- failing to give way to pedestrians on a footpath or shared path
- failing to display a light at night or in hazardous weather conditions
- failing to wear an approved helmet.
You can ride a motorised bicycle on all roads and paths, except where bicycles are prohibited. For a motorised bicycle to be legal it must have an electric motor and be one of the following:
- A bicycle with an electric motor or motors capable of generating no more than 200 watts of power in total, and the motor(s) is pedal-assist only.
- A ‘pedalec’. A pedalec is a bicycle with an electric motor capable of generating up to 250 watts of power, but the motor cuts out at 25km/h and the pedals must be used to keep the motor operating.

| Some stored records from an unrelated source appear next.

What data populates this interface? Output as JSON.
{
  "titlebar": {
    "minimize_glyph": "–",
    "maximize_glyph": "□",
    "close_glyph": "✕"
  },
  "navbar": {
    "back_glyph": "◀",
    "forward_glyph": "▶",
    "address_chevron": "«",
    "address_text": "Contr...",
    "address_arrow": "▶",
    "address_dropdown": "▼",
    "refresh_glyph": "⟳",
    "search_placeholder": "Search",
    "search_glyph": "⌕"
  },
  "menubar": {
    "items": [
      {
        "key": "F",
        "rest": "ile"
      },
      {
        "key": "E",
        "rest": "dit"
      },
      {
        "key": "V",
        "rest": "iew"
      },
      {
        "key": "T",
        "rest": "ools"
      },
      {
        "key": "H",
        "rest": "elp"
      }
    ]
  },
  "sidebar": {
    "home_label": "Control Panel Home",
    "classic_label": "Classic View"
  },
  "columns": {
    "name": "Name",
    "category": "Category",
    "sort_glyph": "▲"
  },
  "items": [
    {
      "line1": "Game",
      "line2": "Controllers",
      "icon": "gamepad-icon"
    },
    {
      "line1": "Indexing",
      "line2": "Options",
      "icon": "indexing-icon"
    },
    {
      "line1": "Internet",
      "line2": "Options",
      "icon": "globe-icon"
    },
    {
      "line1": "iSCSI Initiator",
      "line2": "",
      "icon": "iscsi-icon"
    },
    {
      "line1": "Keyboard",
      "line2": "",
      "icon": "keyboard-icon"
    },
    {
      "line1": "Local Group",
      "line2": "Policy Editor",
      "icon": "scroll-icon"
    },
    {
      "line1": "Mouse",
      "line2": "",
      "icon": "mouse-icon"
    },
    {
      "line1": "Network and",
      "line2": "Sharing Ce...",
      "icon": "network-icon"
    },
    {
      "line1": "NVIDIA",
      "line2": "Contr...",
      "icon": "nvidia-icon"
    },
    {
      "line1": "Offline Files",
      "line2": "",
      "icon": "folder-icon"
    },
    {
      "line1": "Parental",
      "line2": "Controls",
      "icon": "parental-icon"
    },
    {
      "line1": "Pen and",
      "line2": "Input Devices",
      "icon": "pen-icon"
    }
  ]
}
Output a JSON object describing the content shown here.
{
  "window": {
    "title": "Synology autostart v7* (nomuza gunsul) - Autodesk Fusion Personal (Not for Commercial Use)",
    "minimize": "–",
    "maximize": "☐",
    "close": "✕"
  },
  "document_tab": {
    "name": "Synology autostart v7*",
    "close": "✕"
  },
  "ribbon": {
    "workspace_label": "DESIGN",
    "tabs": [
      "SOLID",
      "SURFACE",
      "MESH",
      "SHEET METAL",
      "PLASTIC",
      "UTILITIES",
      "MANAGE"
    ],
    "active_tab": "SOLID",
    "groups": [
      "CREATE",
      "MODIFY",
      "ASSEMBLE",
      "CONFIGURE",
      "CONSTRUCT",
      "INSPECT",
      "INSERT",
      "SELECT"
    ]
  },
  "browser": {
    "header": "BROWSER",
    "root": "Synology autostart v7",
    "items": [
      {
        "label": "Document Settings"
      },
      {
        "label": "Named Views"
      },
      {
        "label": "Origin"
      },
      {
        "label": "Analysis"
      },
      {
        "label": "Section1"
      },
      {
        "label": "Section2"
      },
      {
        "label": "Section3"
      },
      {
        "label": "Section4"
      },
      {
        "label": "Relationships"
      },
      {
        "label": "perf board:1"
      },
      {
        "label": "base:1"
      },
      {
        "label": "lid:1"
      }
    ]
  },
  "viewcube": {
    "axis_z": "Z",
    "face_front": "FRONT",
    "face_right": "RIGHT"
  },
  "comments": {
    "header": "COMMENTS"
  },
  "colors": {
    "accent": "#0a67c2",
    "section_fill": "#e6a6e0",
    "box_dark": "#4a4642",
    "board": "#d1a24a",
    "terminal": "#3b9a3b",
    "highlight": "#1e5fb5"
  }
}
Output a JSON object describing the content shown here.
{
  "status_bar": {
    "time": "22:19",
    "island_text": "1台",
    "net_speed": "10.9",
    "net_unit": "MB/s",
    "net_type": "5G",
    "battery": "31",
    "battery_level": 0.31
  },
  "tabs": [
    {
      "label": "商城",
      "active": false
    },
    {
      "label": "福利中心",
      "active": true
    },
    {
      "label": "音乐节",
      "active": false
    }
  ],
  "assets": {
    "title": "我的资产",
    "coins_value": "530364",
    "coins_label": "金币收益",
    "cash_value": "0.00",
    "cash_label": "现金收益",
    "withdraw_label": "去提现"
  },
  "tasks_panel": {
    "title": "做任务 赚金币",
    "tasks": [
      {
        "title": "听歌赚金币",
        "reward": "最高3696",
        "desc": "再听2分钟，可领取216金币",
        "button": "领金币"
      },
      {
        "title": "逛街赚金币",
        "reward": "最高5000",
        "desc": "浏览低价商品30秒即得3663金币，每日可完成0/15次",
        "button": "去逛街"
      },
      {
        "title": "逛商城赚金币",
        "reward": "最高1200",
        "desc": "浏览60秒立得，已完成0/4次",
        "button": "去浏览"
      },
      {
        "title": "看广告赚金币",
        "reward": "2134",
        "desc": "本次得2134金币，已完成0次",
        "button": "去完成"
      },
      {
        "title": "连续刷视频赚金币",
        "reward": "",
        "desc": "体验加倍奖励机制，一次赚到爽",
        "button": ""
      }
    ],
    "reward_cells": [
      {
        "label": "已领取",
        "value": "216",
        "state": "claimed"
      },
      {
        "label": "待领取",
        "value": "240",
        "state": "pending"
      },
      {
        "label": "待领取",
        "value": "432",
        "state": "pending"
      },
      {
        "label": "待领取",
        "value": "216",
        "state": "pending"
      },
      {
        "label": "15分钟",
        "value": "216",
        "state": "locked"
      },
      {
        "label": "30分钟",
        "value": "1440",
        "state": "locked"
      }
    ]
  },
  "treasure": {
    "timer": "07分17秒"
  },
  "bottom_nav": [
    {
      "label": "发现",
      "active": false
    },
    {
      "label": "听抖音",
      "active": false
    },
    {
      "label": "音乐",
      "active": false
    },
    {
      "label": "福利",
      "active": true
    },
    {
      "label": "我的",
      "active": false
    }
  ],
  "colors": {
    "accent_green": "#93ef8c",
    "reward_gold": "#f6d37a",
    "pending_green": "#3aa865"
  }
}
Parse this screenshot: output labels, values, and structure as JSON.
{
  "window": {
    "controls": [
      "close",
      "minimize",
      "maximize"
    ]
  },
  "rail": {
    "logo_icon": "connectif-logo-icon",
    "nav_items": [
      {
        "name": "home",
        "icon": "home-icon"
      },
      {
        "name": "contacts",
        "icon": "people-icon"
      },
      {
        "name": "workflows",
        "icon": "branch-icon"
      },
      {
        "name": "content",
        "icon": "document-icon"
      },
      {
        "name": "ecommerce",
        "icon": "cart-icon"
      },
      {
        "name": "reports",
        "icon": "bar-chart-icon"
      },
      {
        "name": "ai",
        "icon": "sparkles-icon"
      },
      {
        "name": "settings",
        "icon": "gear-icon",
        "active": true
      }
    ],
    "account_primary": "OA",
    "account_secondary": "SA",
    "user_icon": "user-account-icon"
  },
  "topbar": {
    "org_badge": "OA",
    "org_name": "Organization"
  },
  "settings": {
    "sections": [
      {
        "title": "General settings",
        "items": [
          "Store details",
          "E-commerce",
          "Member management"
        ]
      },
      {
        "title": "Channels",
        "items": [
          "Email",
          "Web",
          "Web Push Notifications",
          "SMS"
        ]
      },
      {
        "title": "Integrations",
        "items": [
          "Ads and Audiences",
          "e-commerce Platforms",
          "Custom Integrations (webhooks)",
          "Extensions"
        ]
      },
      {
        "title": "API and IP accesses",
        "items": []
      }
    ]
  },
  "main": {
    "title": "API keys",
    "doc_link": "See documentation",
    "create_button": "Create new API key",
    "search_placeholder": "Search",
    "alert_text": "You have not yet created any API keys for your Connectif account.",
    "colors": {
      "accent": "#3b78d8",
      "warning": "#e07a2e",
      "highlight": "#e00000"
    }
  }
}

Pedalecs must comply with the European Standard for Power Assisted Pedal Cycles (EN15194). The vehicle must have a permanent marking on it that shows it complies with this standard.
The main source of power on a legal motorised bicycle must be the pedals. Any motor must be electric and can only assist with pedalling.
At speeds of 6km/h and below, the electric motor can operate without the rider pedalling, to assist with initial take off. However, at speeds above 6km/h, the rider must pedal to keep the bicycle moving with the motor providing pedal-assist only.
The motor must cut out (stop operating) when a speed of 25km/h is reached. The rider can continue to pedal above 25km/h like a standard bicycle.
Regardless of whether the motor’s power wattage is compliant, if the motor is the primary source of power, it is illegal and cannot be ridden on roads or paths. For example, if you can twist a throttle and complete a journey using the bicycle’s motor power only, without using the pedals, it is illegal. If the motorised bicycle has non-functioning pedals that do not propel the bicycle, it is also illegal.
All motorised bicycles with internal combustion engines, for example, petrol or diesel motors, are also illegal.
Illegal motorised bicycles are sometimes offered for sale or hire but must not be ridden on roads and paths. They may only be ridden on private property that isn’t accessible to the general public.
A motorised bicycle with an internal combustion engine, or an electric motor capable of generating over 200 watts (that isn’t a pedalec), or with an electric motor that is the primary source of power must comply with the Australian Design Rules requirements for a motorcycle and be registered, if it is to be ridden legally on roads.
Other innovative electric transport devices may fit within the requirements for personal mobility devices (also known as ‘rideables’). Rideables have different requirements and rules to make sure they are used safely around pedestrians.
When riding a power-assisted bicycle you are required to follow the same road rules as when riding a normal bicycle. This includes wearing an approved bicycle helmet and displaying lights and reflectors when riding at night and in hazardous weather.
You must also keep left and give way to pedestrians when on a footpath or shared path.
Legitimate power-assisted bicycles do not require registration and compulsory third party insurance. A driver licence is not required.